BEGIN Input records

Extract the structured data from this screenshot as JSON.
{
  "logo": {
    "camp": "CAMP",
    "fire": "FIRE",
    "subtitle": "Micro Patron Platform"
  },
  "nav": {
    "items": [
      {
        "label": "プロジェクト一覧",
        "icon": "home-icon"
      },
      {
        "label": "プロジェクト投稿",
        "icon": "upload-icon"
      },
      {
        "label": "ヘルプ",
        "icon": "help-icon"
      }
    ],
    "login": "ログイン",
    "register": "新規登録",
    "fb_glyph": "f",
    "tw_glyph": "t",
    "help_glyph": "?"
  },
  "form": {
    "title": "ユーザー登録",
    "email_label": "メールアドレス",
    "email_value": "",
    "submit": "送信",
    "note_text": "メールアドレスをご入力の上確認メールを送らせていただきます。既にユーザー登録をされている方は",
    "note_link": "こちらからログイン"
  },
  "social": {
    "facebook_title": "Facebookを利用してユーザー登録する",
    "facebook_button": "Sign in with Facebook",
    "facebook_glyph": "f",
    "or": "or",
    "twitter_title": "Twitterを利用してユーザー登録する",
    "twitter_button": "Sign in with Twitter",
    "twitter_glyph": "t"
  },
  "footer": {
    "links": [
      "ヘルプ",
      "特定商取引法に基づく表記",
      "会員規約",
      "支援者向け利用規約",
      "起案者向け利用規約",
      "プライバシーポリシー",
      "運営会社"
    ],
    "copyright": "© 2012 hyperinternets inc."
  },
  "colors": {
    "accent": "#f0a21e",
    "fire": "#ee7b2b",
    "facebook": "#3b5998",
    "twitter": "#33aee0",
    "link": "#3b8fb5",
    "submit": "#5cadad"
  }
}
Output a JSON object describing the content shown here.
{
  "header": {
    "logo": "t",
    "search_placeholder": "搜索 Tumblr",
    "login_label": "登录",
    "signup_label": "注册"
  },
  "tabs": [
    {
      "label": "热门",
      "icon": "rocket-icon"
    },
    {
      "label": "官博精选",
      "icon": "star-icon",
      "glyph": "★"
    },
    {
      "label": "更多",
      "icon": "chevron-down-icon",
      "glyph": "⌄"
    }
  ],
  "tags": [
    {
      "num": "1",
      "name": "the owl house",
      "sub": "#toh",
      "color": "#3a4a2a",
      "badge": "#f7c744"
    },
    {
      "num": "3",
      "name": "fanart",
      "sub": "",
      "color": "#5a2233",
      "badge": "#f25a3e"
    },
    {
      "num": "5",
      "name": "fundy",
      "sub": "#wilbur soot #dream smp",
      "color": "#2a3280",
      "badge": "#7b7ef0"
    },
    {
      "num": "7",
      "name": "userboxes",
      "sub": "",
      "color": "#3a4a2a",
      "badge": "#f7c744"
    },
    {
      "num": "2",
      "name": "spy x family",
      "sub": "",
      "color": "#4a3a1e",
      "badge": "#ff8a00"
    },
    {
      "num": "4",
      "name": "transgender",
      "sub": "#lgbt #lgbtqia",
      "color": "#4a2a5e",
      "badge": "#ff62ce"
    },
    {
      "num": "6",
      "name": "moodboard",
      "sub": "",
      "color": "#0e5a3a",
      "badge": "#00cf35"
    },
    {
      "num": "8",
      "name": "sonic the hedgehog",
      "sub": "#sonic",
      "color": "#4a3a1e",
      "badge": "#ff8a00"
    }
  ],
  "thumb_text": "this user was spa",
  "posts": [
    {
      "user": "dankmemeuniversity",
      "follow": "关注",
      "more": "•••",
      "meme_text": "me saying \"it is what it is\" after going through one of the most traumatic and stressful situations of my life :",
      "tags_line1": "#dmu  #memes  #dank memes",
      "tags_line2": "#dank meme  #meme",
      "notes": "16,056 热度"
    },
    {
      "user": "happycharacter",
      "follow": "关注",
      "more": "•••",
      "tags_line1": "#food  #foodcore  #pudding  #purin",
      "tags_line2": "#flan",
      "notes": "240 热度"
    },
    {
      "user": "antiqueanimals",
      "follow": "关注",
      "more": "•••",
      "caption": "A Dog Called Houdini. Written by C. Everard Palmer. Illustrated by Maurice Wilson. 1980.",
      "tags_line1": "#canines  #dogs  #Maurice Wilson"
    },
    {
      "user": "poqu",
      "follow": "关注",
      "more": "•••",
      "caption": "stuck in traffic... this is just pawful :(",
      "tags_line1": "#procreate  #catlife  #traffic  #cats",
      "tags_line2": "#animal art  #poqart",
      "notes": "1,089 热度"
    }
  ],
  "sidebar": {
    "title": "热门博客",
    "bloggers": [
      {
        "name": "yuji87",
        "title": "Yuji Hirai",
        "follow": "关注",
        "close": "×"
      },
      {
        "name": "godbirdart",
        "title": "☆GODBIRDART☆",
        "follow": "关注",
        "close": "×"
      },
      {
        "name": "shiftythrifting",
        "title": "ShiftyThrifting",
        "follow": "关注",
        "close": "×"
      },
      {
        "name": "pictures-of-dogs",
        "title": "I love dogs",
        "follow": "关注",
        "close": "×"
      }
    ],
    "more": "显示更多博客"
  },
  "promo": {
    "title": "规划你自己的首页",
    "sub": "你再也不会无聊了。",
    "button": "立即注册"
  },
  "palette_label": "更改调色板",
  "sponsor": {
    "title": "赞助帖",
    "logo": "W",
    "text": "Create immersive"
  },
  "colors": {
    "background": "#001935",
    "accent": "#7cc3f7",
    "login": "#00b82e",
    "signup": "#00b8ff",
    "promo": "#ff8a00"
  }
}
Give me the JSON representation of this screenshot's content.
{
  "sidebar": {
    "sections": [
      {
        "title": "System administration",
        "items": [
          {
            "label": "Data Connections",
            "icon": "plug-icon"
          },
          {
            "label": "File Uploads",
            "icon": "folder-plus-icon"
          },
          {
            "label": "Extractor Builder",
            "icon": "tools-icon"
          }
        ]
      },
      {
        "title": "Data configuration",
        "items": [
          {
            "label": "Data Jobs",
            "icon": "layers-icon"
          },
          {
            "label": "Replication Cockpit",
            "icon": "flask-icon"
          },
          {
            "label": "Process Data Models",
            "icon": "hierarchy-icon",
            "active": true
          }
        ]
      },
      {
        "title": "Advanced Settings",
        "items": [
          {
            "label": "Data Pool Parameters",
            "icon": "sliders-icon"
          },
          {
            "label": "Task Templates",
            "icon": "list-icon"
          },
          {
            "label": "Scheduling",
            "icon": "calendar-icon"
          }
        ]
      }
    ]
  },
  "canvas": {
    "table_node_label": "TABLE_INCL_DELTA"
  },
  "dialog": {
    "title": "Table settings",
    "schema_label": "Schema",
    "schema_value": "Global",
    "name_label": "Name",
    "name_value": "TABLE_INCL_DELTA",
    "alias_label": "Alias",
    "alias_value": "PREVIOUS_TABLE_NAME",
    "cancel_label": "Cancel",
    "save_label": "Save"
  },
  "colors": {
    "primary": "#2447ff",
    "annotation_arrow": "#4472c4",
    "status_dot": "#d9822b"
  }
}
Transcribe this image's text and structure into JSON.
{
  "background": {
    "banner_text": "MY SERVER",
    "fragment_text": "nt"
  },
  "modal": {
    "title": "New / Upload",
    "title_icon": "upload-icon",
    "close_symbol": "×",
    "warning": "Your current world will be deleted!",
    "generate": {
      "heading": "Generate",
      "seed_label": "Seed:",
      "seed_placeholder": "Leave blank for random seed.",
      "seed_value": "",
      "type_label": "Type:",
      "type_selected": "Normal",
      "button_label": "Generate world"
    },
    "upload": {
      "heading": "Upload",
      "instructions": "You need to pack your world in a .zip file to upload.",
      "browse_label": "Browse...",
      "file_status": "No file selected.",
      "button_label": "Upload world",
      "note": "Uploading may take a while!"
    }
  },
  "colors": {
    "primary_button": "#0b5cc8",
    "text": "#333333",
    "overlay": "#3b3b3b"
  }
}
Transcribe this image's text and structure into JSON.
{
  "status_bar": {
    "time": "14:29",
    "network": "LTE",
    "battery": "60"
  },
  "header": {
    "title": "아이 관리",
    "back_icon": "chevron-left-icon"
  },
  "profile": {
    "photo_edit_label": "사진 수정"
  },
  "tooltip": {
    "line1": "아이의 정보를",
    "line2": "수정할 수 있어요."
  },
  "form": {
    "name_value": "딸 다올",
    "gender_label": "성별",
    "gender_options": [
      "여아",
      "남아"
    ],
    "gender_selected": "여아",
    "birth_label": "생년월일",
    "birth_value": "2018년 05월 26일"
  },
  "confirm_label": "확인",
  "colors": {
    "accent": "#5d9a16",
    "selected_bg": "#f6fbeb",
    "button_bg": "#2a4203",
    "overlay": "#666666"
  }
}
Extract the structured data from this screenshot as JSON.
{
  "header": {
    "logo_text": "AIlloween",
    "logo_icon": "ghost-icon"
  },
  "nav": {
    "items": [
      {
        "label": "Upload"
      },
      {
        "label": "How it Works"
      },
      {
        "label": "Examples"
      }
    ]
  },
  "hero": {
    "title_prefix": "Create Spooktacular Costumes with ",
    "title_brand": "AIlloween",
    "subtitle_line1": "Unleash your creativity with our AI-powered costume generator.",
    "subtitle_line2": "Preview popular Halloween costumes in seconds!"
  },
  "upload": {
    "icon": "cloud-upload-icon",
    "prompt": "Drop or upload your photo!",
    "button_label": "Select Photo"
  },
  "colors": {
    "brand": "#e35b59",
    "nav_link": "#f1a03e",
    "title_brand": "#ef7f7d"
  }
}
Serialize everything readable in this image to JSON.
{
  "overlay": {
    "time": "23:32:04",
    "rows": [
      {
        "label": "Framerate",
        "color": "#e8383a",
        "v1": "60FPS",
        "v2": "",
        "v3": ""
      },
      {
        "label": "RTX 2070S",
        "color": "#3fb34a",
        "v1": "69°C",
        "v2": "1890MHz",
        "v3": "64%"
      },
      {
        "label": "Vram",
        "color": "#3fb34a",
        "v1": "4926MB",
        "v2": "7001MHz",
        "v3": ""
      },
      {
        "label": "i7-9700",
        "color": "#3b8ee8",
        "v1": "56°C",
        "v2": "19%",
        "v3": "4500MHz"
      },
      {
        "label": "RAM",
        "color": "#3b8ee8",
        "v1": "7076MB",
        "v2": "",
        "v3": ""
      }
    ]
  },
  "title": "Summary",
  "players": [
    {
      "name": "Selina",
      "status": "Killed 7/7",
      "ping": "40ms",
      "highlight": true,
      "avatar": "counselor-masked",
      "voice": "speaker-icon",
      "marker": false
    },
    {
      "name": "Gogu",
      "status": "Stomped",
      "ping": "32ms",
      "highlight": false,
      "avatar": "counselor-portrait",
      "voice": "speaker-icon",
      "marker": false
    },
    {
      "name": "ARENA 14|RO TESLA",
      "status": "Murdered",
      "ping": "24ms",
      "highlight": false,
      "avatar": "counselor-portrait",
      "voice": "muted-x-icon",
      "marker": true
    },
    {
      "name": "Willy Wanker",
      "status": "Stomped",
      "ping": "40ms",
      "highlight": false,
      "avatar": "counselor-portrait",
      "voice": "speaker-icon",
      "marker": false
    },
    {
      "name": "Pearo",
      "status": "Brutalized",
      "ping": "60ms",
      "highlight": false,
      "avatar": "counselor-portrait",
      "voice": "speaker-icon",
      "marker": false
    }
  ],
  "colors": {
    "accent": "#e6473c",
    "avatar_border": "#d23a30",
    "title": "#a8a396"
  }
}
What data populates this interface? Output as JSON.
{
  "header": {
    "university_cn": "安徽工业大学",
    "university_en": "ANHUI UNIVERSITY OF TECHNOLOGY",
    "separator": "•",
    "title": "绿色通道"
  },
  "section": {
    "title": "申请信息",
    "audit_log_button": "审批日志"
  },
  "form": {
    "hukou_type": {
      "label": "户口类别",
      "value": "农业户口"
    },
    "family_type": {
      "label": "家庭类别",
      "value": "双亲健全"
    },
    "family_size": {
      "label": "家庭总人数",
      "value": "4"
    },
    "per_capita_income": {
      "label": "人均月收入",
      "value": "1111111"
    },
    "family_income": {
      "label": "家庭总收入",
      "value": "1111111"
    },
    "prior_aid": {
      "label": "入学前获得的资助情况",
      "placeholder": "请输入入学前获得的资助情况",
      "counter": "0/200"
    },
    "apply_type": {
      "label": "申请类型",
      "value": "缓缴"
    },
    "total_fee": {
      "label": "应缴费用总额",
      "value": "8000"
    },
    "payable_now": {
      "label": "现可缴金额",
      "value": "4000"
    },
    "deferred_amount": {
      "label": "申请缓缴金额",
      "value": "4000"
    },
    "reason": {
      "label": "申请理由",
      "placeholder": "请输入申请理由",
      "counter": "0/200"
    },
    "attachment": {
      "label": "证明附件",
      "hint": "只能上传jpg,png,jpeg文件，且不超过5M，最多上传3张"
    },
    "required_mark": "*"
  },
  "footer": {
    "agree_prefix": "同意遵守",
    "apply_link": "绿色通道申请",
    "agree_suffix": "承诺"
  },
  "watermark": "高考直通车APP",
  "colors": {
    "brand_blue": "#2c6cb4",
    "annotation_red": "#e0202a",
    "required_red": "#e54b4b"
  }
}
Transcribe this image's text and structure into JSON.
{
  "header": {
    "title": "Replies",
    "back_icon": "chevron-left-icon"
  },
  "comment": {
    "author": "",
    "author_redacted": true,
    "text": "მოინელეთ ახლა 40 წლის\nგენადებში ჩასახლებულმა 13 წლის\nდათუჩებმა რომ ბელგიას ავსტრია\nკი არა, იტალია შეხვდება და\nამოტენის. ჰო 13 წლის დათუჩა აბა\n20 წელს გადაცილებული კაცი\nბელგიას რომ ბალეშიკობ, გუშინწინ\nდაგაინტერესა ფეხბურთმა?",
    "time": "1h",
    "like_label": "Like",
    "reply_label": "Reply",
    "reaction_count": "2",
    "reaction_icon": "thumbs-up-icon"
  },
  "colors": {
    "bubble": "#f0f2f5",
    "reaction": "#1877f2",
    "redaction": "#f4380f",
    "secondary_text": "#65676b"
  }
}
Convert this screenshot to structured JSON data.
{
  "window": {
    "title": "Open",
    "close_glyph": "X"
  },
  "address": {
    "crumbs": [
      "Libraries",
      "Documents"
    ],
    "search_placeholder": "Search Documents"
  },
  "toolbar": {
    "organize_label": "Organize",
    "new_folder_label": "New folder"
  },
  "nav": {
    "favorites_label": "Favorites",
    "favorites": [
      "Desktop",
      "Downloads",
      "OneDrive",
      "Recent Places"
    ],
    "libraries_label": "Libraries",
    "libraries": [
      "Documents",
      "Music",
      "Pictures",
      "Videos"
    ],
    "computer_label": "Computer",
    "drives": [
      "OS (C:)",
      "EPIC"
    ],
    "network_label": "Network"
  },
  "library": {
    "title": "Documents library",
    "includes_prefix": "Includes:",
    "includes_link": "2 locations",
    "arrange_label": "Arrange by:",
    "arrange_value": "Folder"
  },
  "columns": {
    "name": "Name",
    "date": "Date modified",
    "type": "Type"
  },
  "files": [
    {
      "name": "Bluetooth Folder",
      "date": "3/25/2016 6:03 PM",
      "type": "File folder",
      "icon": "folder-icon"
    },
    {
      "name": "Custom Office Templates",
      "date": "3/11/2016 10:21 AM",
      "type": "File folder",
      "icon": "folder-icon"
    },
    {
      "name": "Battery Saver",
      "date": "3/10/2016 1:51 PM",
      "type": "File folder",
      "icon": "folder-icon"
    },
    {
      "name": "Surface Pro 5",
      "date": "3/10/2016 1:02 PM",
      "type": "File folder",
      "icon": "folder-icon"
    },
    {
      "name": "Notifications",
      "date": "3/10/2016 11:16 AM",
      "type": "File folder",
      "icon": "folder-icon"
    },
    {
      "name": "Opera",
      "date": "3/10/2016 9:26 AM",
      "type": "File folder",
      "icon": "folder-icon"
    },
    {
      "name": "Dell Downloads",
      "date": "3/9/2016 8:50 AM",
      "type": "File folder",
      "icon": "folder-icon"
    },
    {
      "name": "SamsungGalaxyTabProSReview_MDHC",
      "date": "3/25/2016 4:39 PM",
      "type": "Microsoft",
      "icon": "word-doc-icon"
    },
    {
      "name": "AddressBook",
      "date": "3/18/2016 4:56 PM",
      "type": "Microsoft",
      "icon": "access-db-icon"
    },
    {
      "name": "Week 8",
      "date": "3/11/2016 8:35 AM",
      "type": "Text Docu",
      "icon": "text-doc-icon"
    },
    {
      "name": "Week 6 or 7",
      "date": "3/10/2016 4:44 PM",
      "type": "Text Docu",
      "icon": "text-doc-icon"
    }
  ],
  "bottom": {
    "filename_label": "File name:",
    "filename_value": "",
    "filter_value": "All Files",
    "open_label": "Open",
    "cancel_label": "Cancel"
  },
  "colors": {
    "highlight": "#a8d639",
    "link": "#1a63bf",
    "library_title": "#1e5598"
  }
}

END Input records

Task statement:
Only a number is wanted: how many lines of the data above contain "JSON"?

Response for this exercise:
10